On May 22 at about 2.30pm, Mpho Bali, who was barely seven years old, was hit by a car in front of my eyes while crossing the road to the mall adjacent to the N6. This was a scene I pray nobody ever sees. I could not sleep for days, as the terrible scene kept playing in my mind. The sight of his siblings crying helplessly, as they saw their brother lying motionlessly in the road, kept sending a stream of tears down my cheeks. A young life lost, a future destroyed.
As we tried to calm the siblings, giving them hope that the paramedics would do their best to help their brother, an old man came shouting, “Hayi, ufile” (No, he is dead). Such callousness, such insensitivity! This is the same spot that, in November 2011, cost the life of Hlomla Madonono who was born in 1999. Coincidentally, both boys, who died at the same spot, were residents of Komani Park and were originally from Mtebhele village at Machibini.

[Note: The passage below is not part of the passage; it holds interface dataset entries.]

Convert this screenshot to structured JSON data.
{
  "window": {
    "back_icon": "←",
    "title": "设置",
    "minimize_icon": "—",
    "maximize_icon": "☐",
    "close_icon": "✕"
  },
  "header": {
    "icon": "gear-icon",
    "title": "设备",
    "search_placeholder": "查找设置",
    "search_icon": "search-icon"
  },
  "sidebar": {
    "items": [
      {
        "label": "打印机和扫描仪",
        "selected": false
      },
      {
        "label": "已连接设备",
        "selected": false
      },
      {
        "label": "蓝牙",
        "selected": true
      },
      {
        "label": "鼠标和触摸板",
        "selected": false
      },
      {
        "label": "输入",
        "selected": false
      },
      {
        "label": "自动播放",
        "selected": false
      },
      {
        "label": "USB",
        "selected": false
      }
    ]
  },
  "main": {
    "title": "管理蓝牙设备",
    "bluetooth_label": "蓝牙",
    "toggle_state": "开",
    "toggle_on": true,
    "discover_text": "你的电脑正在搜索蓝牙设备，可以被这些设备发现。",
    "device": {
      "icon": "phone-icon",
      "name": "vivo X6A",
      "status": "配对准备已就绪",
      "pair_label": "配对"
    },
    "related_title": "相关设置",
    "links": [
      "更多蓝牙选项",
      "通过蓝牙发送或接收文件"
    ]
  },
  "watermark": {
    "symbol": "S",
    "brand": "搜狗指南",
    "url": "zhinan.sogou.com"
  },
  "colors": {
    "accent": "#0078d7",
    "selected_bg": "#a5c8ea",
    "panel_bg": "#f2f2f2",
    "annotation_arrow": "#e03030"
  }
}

For how long shall we take these incidents as “one of those things”? For how long shall we keep quiet and take these incidents as mere statistics? The municipality, working with Sanral, needs to ensure as a matter of urgency, that:
Cameras are installed to monitor speed and prosecute offenders;
traffic lights or traffic circles are erected at the Laurie Dashwood and Sandringham junctions;
Speed humps are erected between the two traffic circles and the existing traffic lights.
To those who continue to blame the victim, “Bafuna ntoni na bona aba bantwana ezindleleni”? Our children have a right to move around this town. Some do not have the luxury of being ferried in cars to the shops and have the right to buy wherever they prefer. No callousness and recklessness must confine people’s movements. I trust and pray that no more shall we hear of such deaths. Let us all value life, embrace blessings and not turn them into curses.